WINDSOR, England - Not many of us exercise with an 80-pound dumbbell. Even fewer drop one on their finger and still make it to the Olympics.
Perhaps only Mark de Jonge can lay claim to both.
Restored to health, the muscular 28-year-old from Halifax opens his Olympic campaign on Friday in the K-1 200-metre heats.
His Olympic dream seemed over in mid-April when he broke the middle finger of his left hand in the gym just three weeks ahead of the Canadian Olympic trials at Lake Lanier, Ga.
He was doing a dumbbell bench press on one side when he lost his balance.
"It was kind of a freak accident," he said. "I've done (that exercise) so many times before."
He put his hand down on the ground for balance, having to throw the weight away to do so. Unfortunately it did not go as far as he had planned.
One side of the dumbbell hit the ground. The other smashed his hand.
The good news was that it was a small break and the bone wasn't displaced.
But at the time — the accident during a training camp in Indian Harbour Beach, Fla. — he feared missing out on London. Given he had left the sport after not making the Beijing team, that possibility was especially painful.
"There was a whole lot of thoughts happening at one time, I couldn't really pick one but that was definitely one of them," he said. "I'm just really glad that it all worked out."
He remembers waiting for the X-rays fervently hoping his hand was just bruised.
"The doctor just came in and bluntly said 'Yup, you won't be paddling for six to eight weeks.' I just sank down into the chair. But I had a whole bunch of people looking after me ... Just knowing that there was so many people that were the best at who they do, all behind me, gave me a lot of confidence going through that."
His finger was put in a splint. The next day, de Jonge was pondering braces that might help him paddle with the injury.
On his phone, de Jonge carries a picture showing at least a dozen kinds of braces.
"I was basically freaking out, saying 'I need to do this. It's going to hurt but I have to do it,'" he conceded. "The brace ended up not really working because the slightest pressure ended up hurting me."
He went home to Halifax and did what he could to stay in shape.
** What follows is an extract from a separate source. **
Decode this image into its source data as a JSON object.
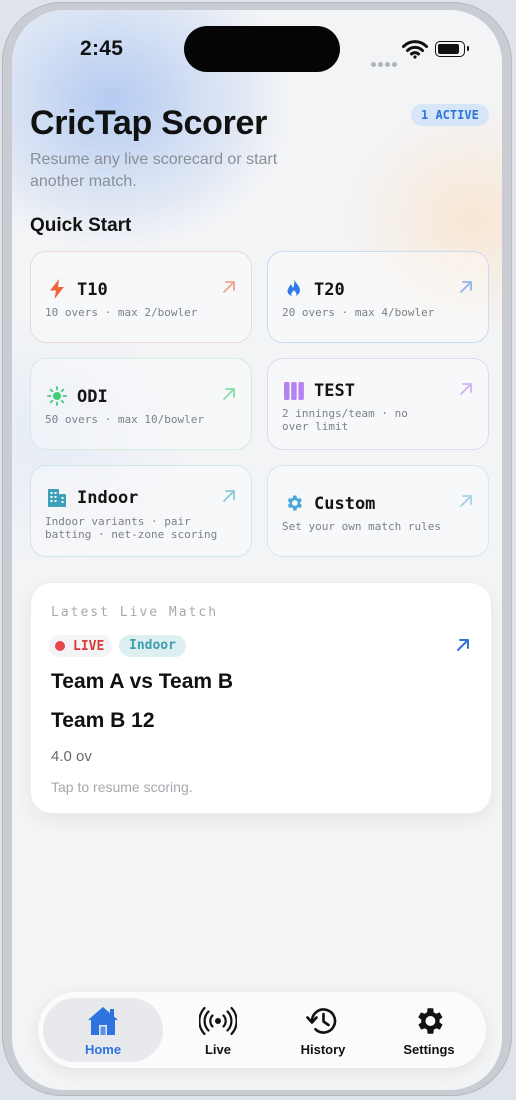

He was told that if he worked one side of his body, he'd get a 60 per cent gain on the other side.
"So I just worked 60 per cent harder on that one side," he said. "Made up to 100 per cent on my left side."
Four weeks later, he started doing light paddles on the water.
"It's 100 per cent now, which is surprising given that it was zero per cent a while again," he said. "I was at 100 per cent for (Olympic) trials at the end of June."
De Jonge had originally qualified an Olympic berth for Canada in the K-1 200 metres with his sixth-place finish at last year's world championships.
His federation delayed the trials to see who would be in that boat until de Jonge healed. In June, he won the last spot on the Olympic canoe-kayak team by defeating teammate Richard Dober Jr. in an unofficial world best time of 33.804.
The time does not count because it was not an international meet.
"But I mean it's an Olympic course (from 1996) and I've raced there many times before and never came close to that time, so for me it's a good feeling to know I can go that fast," de Jonge said.
The injury may have turned into a blessing. De Jonge says getting through it and then handling the pressure to perform to win his Olympic place in the delayed trials "was huge for me."
"It made me wake up every day thinking 'OK, I need to do everything that I can to get faster today.' And that's kind of stayed with me on the water now too."
At five foot 11 and weighing 188 pounds, de Jonge's upper body is an inverted slab of muscle.
He started kayaking at 13 but stepped back from the sport after failing to qualify for the 2008 Olympics.
Canadian coach Fred Jobin pulled him back some two years ago after it was decided that the 500-metre race would be replaced by the 200 metres at the Games. The distance has been contested at the worlds for more than a decade.
"Everything can happen," Jobin said of the shorter distance. "Small mistakes can make the difference."
While away from the sport, de Jonge finished his engineering degree at Dalhousie University and got a job with Stantec, an engineering consulting company. He's still with them, but has been on leave for the last year and a half to focus on the Olympics.
But he remains connected to his company.
"They're all really supporting me in a big way right now," he said.
De Jonge is no stranger to the Olympic venue. He won a bronze medal at the test event at Eton Dorney last September. But the London field is stacked and he says anything can happen in such a short race.
Meanwhile, coaches are still figuring out the 200 strategy, according to Jobin.
"You cannot maintain full speed for 30 seconds, it's impossible," he said.
The start is all-important, to get momentum for the boat. "But we're still trying to figure out what's the best race profile."
De Jonge, however, says the reality of the race is simple.
"You're going as hard as possible the whole time, but your speed starts to drop off. You just can't help that, you just fill up with lactic acid and slow down. But you're still going as hard as possible and it's still pretty fast," he explained.
"There's absolutely no pacing at all," he added. "It's just training yourself to go as fast as humanely possibly in that time."